For a strong protection strategy, digital certificates should be set to expire at intervals that make sense based on their use. If a certificate has been compromised without discovery, expiration shortens the length of time that the compromise can be used to advantage by an attacker. For most distributed devices that stream data continuously 24/7, a monthly interruption for less than a minute for certificate replacement is an acceptable data stream interruption given the security value of the certificate change. Many organizations with strong security postures rotate their certificates at more frequent intervals than their expiration periods.

As with device passwords, a better protective strategy for the effective management of large scale intelligent device deployments requires automated certificate management. Manual rotation of digital certificates for hundreds or thousands of devices is not only costly and wasteful of resources, but error prone. This explains why some large distributed IoT device installations lack security – in manual systems, certificate replacements are rarely done and digital certificate life is typically set to as many as 5, 10 or 20 years! Long certificate lives reveal that management is unaware of the increasing security threats against certificates. Automated systems can manage the frequent update of digital certificates, improving protection for distributed IoT devices – and their connected systems.


Timely device defense

Effective response to a discovered, or credible threat of, device compromise is to quickly and securely perform these actions:

  1. Change all logon credentials.
  2. Confirm all firmware is updated to the most recent version.
  3. Change all digital certificates (if any certificates or certificate issuers have been compromised).

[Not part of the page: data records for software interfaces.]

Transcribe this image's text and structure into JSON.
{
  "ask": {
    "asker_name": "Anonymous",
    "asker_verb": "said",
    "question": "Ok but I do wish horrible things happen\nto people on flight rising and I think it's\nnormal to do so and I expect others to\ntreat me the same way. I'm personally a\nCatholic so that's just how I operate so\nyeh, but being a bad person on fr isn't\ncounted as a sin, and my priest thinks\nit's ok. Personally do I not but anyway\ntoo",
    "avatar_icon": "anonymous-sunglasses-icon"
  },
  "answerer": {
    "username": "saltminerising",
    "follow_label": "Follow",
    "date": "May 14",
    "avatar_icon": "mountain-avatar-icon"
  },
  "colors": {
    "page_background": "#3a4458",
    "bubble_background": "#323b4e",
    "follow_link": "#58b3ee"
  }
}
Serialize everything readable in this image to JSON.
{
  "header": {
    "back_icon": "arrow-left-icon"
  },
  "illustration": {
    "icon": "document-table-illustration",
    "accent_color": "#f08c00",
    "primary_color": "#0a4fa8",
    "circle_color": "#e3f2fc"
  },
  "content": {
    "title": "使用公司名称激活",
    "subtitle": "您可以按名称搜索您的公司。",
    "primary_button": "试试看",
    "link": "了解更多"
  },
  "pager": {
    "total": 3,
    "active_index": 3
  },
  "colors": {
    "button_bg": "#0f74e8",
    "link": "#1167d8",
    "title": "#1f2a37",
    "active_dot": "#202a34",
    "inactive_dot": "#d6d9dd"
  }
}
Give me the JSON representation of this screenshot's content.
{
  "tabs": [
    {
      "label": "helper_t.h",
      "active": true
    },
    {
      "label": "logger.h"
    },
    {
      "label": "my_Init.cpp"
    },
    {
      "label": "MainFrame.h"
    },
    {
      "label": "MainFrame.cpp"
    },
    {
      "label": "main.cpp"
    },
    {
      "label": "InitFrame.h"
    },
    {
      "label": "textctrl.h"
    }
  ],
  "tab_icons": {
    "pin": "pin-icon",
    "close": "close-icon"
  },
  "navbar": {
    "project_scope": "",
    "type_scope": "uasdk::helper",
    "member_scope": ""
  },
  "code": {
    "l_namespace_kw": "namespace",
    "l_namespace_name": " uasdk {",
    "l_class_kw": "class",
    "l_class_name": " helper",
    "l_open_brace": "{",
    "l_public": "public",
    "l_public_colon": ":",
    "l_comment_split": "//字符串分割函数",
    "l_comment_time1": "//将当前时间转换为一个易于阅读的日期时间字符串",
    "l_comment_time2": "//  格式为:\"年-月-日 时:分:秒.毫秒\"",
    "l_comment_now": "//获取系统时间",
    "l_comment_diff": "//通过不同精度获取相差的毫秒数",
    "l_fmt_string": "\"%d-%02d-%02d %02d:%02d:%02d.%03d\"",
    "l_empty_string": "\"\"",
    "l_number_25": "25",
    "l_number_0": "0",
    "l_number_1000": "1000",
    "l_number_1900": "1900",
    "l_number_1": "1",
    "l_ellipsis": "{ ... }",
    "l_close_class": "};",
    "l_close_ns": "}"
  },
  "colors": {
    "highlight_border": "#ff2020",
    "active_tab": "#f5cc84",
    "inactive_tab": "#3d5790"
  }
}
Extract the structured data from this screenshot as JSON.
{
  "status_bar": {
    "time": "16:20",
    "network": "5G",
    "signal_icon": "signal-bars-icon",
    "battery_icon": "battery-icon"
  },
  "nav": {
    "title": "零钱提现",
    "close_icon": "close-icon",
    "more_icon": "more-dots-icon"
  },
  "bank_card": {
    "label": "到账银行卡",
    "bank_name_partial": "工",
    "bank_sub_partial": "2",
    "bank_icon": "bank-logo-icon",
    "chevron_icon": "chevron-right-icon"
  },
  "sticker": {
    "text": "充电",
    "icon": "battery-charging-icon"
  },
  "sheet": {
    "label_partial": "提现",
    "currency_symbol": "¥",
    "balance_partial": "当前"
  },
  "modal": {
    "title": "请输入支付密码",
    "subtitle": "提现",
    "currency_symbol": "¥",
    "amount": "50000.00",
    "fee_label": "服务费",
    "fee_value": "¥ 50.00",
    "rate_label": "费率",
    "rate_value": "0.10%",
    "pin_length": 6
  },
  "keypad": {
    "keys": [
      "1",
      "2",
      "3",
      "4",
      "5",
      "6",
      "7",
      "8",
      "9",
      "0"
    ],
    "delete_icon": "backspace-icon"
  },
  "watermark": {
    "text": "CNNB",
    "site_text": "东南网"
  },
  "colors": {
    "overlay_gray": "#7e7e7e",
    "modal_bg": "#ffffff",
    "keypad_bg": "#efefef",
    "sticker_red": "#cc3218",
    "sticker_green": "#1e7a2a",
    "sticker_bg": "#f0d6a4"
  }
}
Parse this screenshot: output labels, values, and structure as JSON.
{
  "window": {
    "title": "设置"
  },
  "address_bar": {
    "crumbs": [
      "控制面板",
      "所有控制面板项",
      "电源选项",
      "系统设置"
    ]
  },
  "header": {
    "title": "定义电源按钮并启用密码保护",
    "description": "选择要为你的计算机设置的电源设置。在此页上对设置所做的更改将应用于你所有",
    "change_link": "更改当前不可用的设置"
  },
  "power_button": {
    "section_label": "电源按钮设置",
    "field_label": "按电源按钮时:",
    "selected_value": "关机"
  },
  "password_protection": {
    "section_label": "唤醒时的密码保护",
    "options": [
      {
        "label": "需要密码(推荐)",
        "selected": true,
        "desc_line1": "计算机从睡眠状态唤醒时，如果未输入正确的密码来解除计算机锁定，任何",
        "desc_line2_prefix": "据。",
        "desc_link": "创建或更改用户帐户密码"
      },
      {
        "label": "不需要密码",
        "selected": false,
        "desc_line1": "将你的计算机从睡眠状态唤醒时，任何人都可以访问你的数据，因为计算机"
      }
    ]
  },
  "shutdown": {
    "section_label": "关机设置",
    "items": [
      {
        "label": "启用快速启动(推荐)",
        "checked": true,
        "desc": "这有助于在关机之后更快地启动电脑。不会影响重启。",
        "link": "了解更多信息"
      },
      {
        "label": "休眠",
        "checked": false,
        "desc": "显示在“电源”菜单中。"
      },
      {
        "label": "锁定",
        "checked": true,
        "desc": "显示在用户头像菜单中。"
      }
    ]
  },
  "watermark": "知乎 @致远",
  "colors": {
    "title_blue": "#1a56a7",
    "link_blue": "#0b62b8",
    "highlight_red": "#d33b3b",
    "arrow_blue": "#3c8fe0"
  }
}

Manual updating of large device count deployments can take weeks or months, which is ineffective for an attack that’s imminent or already under way (or even a couple weeks out!). Experts recommend that the goal should be closer to 24 hours, if at all possible, for the best chances of minimizing risk to the organization. Achieving this 24 hour response is ambitious, but possible using automated tools that span the breadth of a distributed IoT deployment and can concurrently update large numbers of devices in parallel on demand.


In Part 3 of this series, we will present a framework for full distributed IoT device defensibility.